Living in the North, in all three territories and Nunavik, “has changed me so much,” she said. “I was a little white kid growing up in Toronto, with no other cultural influences.
Harnum is a linguist and served as the first language commissioner for the NWT. She now leads the CBC’s efforts to archive 75,000 hours of recorded stories in eight Indigenous languages.
“She has learned northern Indigenous languages and taught them across the North, helping communities realize their vision of maintaining their traditional language, knowledge, and skills,” said newly elected Inuvik MLA Lesa Semmler, from remarks prepared by the Status of Women Council.

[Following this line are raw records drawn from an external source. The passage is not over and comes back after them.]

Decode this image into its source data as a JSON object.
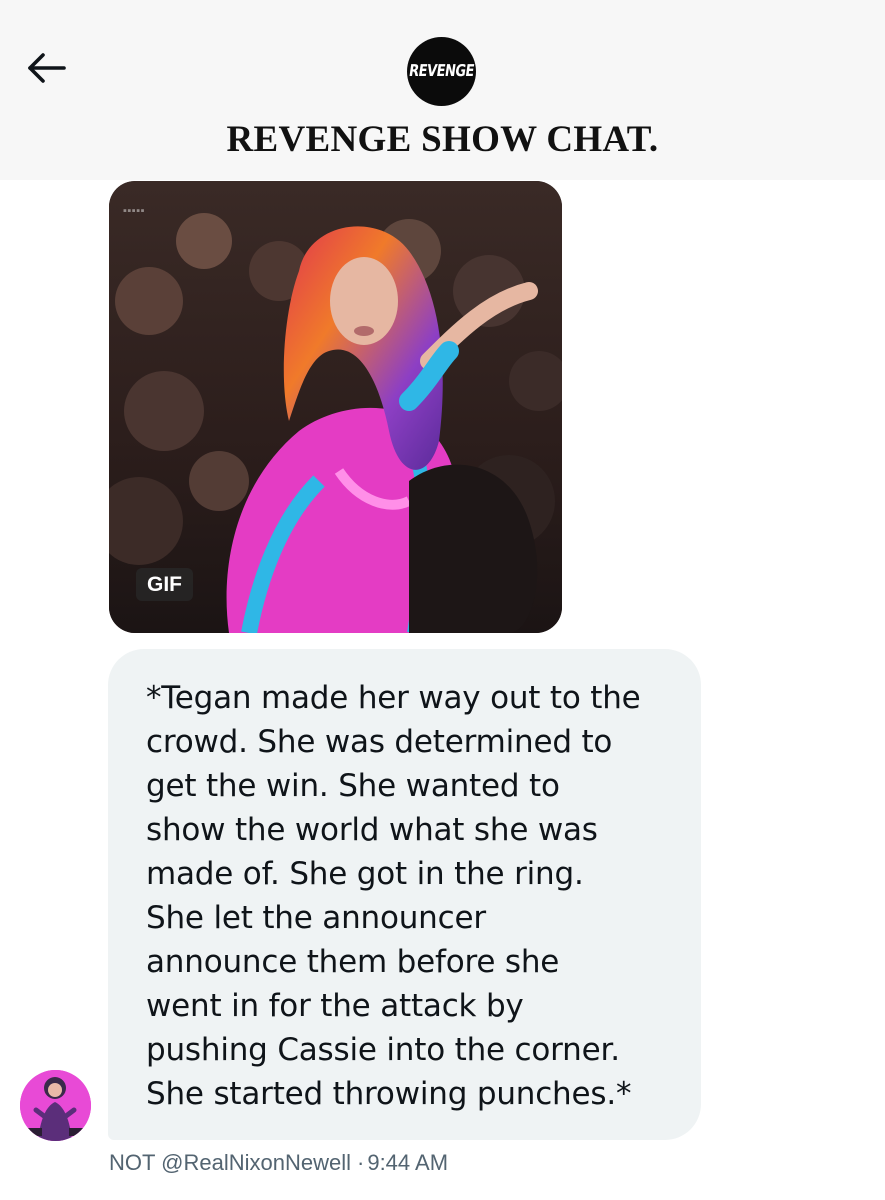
{
  "header": {
    "back_icon": "arrow-left-icon",
    "logo_text": "REVENGE",
    "title": "REVENGE SHOW CHAT."
  },
  "media": {
    "type": "gif",
    "badge": "GIF"
  },
  "message": {
    "text": "*Tegan made her way out to the\ncrowd. She was determined to\nget the win. She wanted to\nshow the world what she was\nmade of. She got in the ring.\nShe let the announcer\nannounce them before she\nwent in for the attack by\npushing Cassie into the corner.\nShe started throwing punches.*",
    "sender": "NOT @RealNixonNewell",
    "separator": "·",
    "time": "9:44 AM"
  },
  "colors": {
    "header_bg": "#f7f7f7",
    "bubble_bg": "#eff3f4",
    "meta_text": "#536471",
    "logo_bg": "#0b0b0b"
  }
}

Harnum dedicated her award to Lucy Squirrel, the mother of a friend from Fort Providence, who passed away a few months ago. “She should have been getting this award and not me, but I appreciate being nominated.”
From the Dehcho, Lois Philipp
A Dene woman from Fort Providence, Lois Phillip is an educator whose “passion for youth, her community, and traditional culture and knowledge” were recognized on Thursday.
“Lois has worked with the Elders to ensure the continuity of the local language, culture and way of life. She has worked tirelessly with the youth in the school and on-the-land programs to ground them in their culture, language, and tradition,” said Martina Norwegian, a member of the Status of Women Council for the Dehcho.
Philipp has also mentored young people through post-secondary education.
She is a former principal and remains an active staff member at Deh Gáh Elementary and Secondary School. According to the Canadian Mountain Network, Philipp’s work to adapt programming and scheduling resulted in higher attendance and a “significant increase in the number of students attending post-secondary.”
From the South Slave, Tina McNeill
Tina McNeill’s dedication to the children, youth, women, and Elders of the Fort Smith community was recognized on Thursday.
Her involvement ranges from on-the-land youth programs to community drum circles, matriarchal healing gatherings, and leading the friendship centre movement.
McNeill is also a leader in advocating for people with disabilities, for which she received the 2019 Community Champion award. “Throughout more than 40 years, Tina has been of service to persons living with disabilities,” said Terry Hawkins, chair of the NWT Disabilities Council, presenting the award.
“Through her work as executive director of Uncle Gabe’s Friendship Centre, she has served to enrich the lives of countless children, youth, and Elders living with disabilities by providing hot and nutritious lunches, recreation opportunities, and sharing cultural knowledge.”
At 74 years old, McNeill said she has four walkers placed strategically to get her from place to place – and she still climbs the stairs to her office at the friendship centre every day.
“I was really surprised, blown away I was invited to come here and receive this award,” McNeill told the Status of Women Council’s Kristen Berkeley.
“I refuse to stay at home. I refuse to give up. I continue walking, I push myself.”